EXERCISE DETAILS. Identify each line below containing the string "Approach" and copy it.

GIVEN RECORDS.

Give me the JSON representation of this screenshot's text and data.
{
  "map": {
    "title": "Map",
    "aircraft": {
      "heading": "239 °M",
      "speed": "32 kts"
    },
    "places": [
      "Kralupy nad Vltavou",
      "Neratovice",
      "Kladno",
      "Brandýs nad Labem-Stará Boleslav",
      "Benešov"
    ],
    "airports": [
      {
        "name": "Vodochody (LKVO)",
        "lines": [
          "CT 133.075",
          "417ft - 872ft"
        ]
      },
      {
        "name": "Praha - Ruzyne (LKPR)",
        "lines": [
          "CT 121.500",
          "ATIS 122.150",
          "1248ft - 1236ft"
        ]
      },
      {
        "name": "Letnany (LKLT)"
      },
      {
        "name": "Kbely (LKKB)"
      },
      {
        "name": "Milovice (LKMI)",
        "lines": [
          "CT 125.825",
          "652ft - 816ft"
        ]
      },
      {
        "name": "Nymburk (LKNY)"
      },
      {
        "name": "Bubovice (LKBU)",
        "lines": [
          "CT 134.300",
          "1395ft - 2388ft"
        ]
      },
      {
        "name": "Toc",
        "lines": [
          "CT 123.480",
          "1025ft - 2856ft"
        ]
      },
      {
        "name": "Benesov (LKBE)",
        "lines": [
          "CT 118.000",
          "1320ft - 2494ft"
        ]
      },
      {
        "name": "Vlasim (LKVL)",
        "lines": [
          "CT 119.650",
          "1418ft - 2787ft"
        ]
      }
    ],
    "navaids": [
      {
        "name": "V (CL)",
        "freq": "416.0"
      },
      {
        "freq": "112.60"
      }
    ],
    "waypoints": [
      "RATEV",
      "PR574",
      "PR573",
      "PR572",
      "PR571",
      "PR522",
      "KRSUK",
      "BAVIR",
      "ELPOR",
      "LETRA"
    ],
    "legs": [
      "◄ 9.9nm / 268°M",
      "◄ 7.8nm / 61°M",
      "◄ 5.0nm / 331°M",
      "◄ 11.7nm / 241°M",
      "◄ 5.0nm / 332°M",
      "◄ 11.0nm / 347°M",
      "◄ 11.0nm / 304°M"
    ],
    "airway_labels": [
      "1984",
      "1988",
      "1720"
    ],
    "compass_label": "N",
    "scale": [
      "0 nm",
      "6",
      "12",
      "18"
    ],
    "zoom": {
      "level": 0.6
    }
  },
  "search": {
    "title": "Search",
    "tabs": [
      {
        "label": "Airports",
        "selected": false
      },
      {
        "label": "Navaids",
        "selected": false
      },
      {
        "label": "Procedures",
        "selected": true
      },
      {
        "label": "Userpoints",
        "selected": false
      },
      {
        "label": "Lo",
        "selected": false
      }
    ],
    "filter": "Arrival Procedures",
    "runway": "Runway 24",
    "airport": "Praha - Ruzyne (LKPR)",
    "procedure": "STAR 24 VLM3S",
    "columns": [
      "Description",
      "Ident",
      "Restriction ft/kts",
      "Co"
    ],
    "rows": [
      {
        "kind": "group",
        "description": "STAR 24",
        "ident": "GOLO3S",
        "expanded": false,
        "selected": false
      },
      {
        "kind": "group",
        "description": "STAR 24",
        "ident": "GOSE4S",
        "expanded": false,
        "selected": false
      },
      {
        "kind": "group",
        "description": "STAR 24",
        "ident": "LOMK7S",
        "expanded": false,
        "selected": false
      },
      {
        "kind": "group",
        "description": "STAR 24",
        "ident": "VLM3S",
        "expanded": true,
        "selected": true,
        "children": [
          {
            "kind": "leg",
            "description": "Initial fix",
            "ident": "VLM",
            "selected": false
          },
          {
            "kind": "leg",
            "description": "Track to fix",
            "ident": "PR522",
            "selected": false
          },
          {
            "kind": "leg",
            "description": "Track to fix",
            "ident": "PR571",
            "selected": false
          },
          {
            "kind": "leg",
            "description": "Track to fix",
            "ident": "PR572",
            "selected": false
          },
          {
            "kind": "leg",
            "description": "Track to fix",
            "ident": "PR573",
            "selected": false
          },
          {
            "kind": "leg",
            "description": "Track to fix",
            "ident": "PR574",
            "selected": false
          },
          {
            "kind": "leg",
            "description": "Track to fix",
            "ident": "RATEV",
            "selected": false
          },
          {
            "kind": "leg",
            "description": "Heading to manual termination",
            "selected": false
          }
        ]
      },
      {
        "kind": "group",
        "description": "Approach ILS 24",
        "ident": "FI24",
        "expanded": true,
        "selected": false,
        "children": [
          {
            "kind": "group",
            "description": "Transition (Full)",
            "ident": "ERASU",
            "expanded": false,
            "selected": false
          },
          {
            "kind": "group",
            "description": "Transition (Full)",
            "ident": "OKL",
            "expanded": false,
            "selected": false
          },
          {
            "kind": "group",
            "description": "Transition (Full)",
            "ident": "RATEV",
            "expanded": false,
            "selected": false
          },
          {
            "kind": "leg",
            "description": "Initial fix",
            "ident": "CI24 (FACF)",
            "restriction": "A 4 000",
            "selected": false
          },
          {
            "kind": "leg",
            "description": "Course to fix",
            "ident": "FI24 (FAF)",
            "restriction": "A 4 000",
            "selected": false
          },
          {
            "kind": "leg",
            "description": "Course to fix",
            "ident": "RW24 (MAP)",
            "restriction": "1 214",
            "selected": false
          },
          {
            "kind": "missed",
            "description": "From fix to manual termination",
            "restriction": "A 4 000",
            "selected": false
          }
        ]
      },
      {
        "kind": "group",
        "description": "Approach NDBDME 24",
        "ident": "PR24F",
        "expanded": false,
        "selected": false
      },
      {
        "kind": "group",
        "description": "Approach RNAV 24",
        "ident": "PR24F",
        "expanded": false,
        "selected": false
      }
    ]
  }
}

REPLY TO THE TASK.
        "description": "Approach ILS 24",
        "description": "Approach NDBDME 24",
        "description": "Approach RNAV 24",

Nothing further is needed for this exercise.